WHAT YOU HAVE TO DO
Every line holding the string "Sponsored" should be copied out of the listing.

DATA UNDER STUDY
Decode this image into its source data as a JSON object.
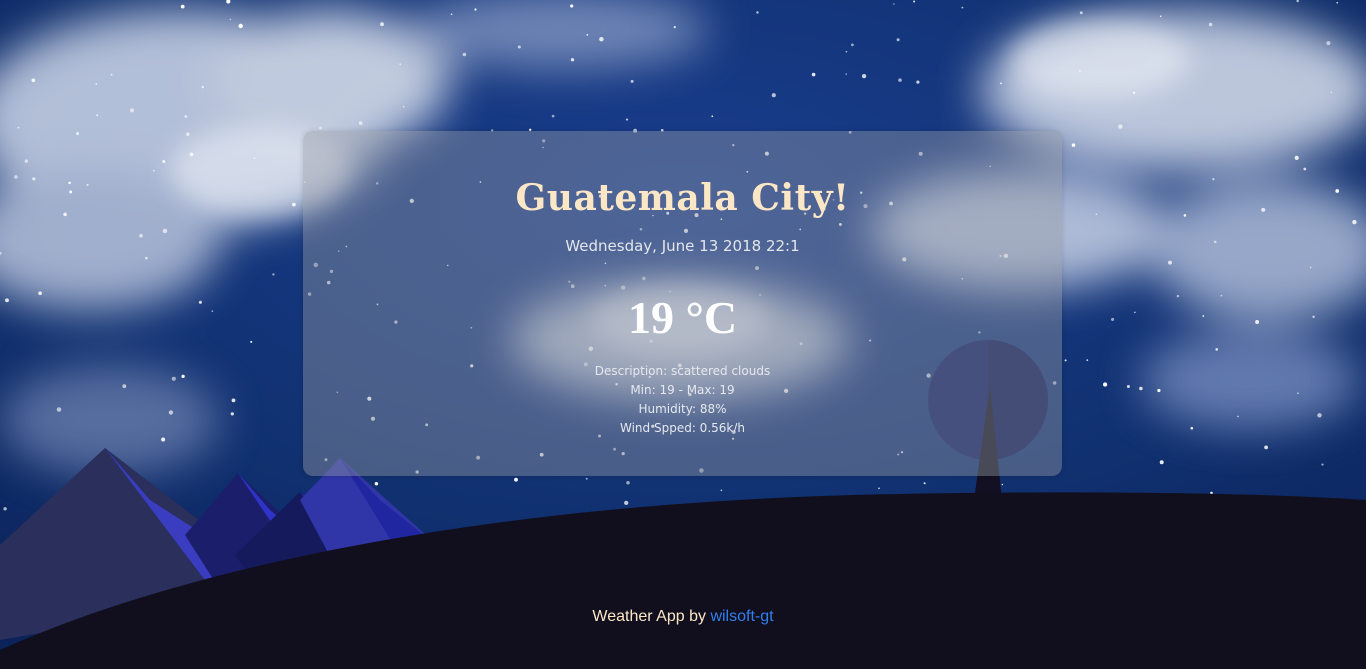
{
  "weather": {
    "city": "Guatemala City!",
    "datetime": "Wednesday, June 13 2018 22:1",
    "temperature": "19 °C",
    "description": "Description: scattered clouds",
    "minmax": "Min: 19 - Max: 19",
    "humidity": "Humidity: 88%",
    "wind": "Wind Spped: 0.56k/h"
  },
  "footer": {
    "text": "Weather App by",
    "author": "wilsoft-gt"
  },
  "colors": {
    "sky": "#0e2a6b",
    "hill": "#110f1d",
    "title": "#fbe7c6",
    "link": "#2f7ff0"
  }
}
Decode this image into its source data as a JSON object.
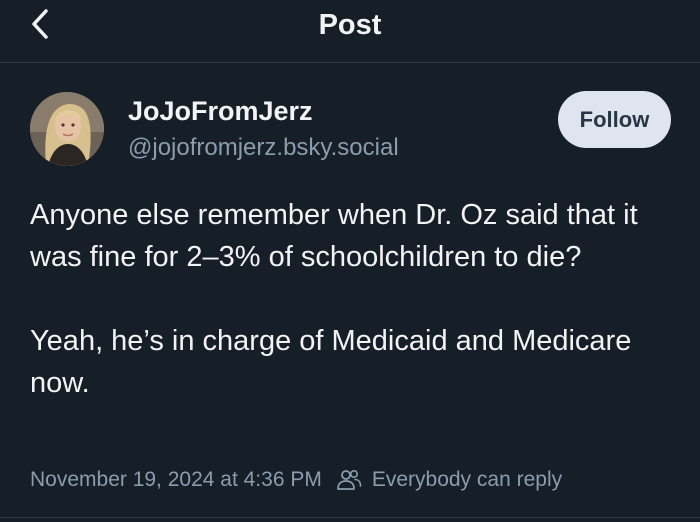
{
  "header": {
    "title": "Post"
  },
  "author": {
    "display_name": "JoJoFromJerz",
    "handle": "@jojofromjerz.bsky.social"
  },
  "follow_button": {
    "label": "Follow"
  },
  "post": {
    "paragraph_1": "Anyone else remember when Dr. Oz said that it was fine for 2–3% of schoolchildren to die?",
    "paragraph_2": "Yeah, he’s in charge of Medicaid and Medicare now."
  },
  "meta": {
    "timestamp": "November 19, 2024 at 4:36 PM",
    "reply_setting": "Everybody can reply"
  },
  "icons": {
    "back": "chevron-left-icon",
    "reply_setting": "people-icon"
  },
  "colors": {
    "background": "#161e27",
    "text": "#f1f3f5",
    "muted_text": "#8c9cad",
    "follow_button_bg": "#dfe5ee",
    "follow_button_text": "#2a3645",
    "divider": "#2e3a48"
  }
}
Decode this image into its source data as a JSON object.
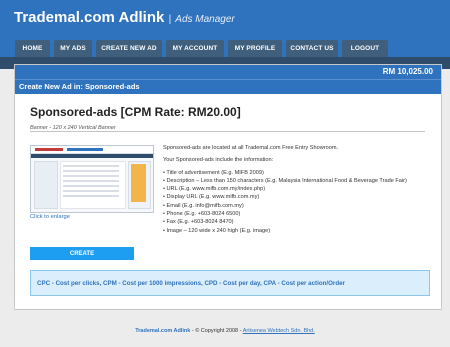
{
  "header": {
    "brand": "Trademal.com Adlink",
    "subtitle": "Ads Manager",
    "separator": "|"
  },
  "nav": {
    "items": [
      {
        "label": "HOME"
      },
      {
        "label": "MY ADS"
      },
      {
        "label": "CREATE NEW AD"
      },
      {
        "label": "MY ACCOUNT"
      },
      {
        "label": "MY PROFILE"
      },
      {
        "label": "CONTACT US"
      },
      {
        "label": "LOGOUT"
      }
    ]
  },
  "account": {
    "balance": "RM 10,025.00"
  },
  "page": {
    "title": "Create New Ad in: Sponsored-ads"
  },
  "ad": {
    "heading": "Sponsored-ads [CPM Rate: RM20.00]",
    "banner_spec": "Banner - 120 x 240 Vertical Banner",
    "click_to_enlarge": "Click to enlarge",
    "intro_1": "Sponsored-ads are located at all Trademal.com Free Entry Showroom.",
    "intro_2": "Your Sponsored-ads include the information:",
    "bullets": [
      "• Title of advertisement (E.g. MIFB 2009)",
      "• Description – Less than 150 characters (E.g. Malaysia International Food & Beverage Trade Fair)",
      "• URL (E.g. www.mifb.com.my/index.php)",
      "• Display URL (E.g. www.mifb.com.my)",
      "• Email (E.g. info@mifb.com.my)",
      "• Phone (E.g. +603-8024 6500)",
      "• Fax (E.g. +603-8024 8470)",
      "• Image – 120 wide x 240 high (E.g. image)"
    ],
    "create_label": "CREATE"
  },
  "legend": {
    "text": "CPC - Cost per clicks, CPM - Cost per 1000 impressions, CPD - Cost per day, CPA - Cost per action/Order"
  },
  "footer": {
    "brand": "Trademal.com Adlink",
    "copyright": " - © Copyright 2008 - ",
    "company": "Artisenea Webtech Sdn. Bhd."
  },
  "colors": {
    "primary": "#2f72bd",
    "nav_button": "#3f5f7d",
    "create_button": "#1e9ef0",
    "legend_bg": "#dbeefb"
  }
}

WRITTEN RESPONSE
    "title": "Create New Ad in: Sponsored-ads"
    "heading": "Sponsored-ads [CPM Rate: RM20.00]",
    "intro_1": "Sponsored-ads are located at all Trademal.com Free Entry Showroom.",
    "intro_2": "Your Sponsored-ads include the information:",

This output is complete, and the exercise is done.